_Required work_
Repeat the listing below word for word, leaving nothing out.

_Provided information_
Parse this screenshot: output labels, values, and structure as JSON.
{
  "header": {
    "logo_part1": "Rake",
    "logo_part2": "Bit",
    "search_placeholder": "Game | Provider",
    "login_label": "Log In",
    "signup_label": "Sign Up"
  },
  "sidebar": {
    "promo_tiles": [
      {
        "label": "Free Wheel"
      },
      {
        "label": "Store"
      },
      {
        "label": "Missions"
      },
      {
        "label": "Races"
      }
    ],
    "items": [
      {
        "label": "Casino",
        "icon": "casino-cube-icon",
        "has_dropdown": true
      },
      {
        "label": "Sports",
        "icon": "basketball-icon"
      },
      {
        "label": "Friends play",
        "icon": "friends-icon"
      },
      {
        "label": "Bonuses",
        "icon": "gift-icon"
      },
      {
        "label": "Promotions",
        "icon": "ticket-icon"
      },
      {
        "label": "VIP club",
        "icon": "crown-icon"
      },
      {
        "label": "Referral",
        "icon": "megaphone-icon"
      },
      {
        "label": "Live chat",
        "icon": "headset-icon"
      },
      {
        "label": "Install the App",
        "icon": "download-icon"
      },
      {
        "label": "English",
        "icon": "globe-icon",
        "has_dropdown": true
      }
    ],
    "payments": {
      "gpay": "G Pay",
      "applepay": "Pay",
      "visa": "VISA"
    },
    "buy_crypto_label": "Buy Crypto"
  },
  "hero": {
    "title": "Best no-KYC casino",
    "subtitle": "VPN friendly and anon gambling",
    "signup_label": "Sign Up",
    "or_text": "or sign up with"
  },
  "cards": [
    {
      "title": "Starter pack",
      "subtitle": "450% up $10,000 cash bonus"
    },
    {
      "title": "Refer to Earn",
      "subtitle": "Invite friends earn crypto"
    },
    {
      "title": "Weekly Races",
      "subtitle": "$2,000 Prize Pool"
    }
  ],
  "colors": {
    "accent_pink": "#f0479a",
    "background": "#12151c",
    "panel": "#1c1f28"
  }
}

_Task result_
Parse this screenshot: output labels, values, and structure as JSON.
{
  "header": {
    "logo_part1": "Rake",
    "logo_part2": "Bit",
    "search_placeholder": "Game | Provider",
    "login_label": "Log In",
    "signup_label": "Sign Up"
  },
  "sidebar": {
    "promo_tiles": [
      {
        "label": "Free Wheel"
      },
      {
        "label": "Store"
      },
      {
        "label": "Missions"
      },
      {
        "label": "Races"
      }
    ],
    "items": [
      {
        "label": "Casino",
        "icon": "casino-cube-icon",
        "has_dropdown": true
      },
      {
        "label": "Sports",
        "icon": "basketball-icon"
      },
      {
        "label": "Friends play",
        "icon": "friends-icon"
      },
      {
        "label": "Bonuses",
        "icon": "gift-icon"
      },
      {
        "label": "Promotions",
        "icon": "ticket-icon"
      },
      {
        "label": "VIP club",
        "icon": "crown-icon"
      },
      {
        "label": "Referral",
        "icon": "megaphone-icon"
      },
      {
        "label": "Live chat",
        "icon": "headset-icon"
      },
      {
        "label": "Install the App",
        "icon": "download-icon"
      },
      {
        "label": "English",
        "icon": "globe-icon",
        "has_dropdown": true
      }
    ],
    "payments": {
      "gpay": "G Pay",
      "applepay": "Pay",
      "visa": "VISA"
    },
    "buy_crypto_label": "Buy Crypto"
  },
  "hero": {
    "title": "Best no-KYC casino",
    "subtitle": "VPN friendly and anon gambling",
    "signup_label": "Sign Up",
    "or_text": "or sign up with"
  },
  "cards": [
    {
      "title": "Starter pack",
      "subtitle": "450% up $10,000 cash bonus"
    },
    {
      "title": "Refer to Earn",
      "subtitle": "Invite friends earn crypto"
    },
    {
      "title": "Weekly Races",
      "subtitle": "$2,000 Prize Pool"
    }
  ],
  "colors": {
    "accent_pink": "#f0479a",
    "background": "#12151c",
    "panel": "#1c1f28"
  }
}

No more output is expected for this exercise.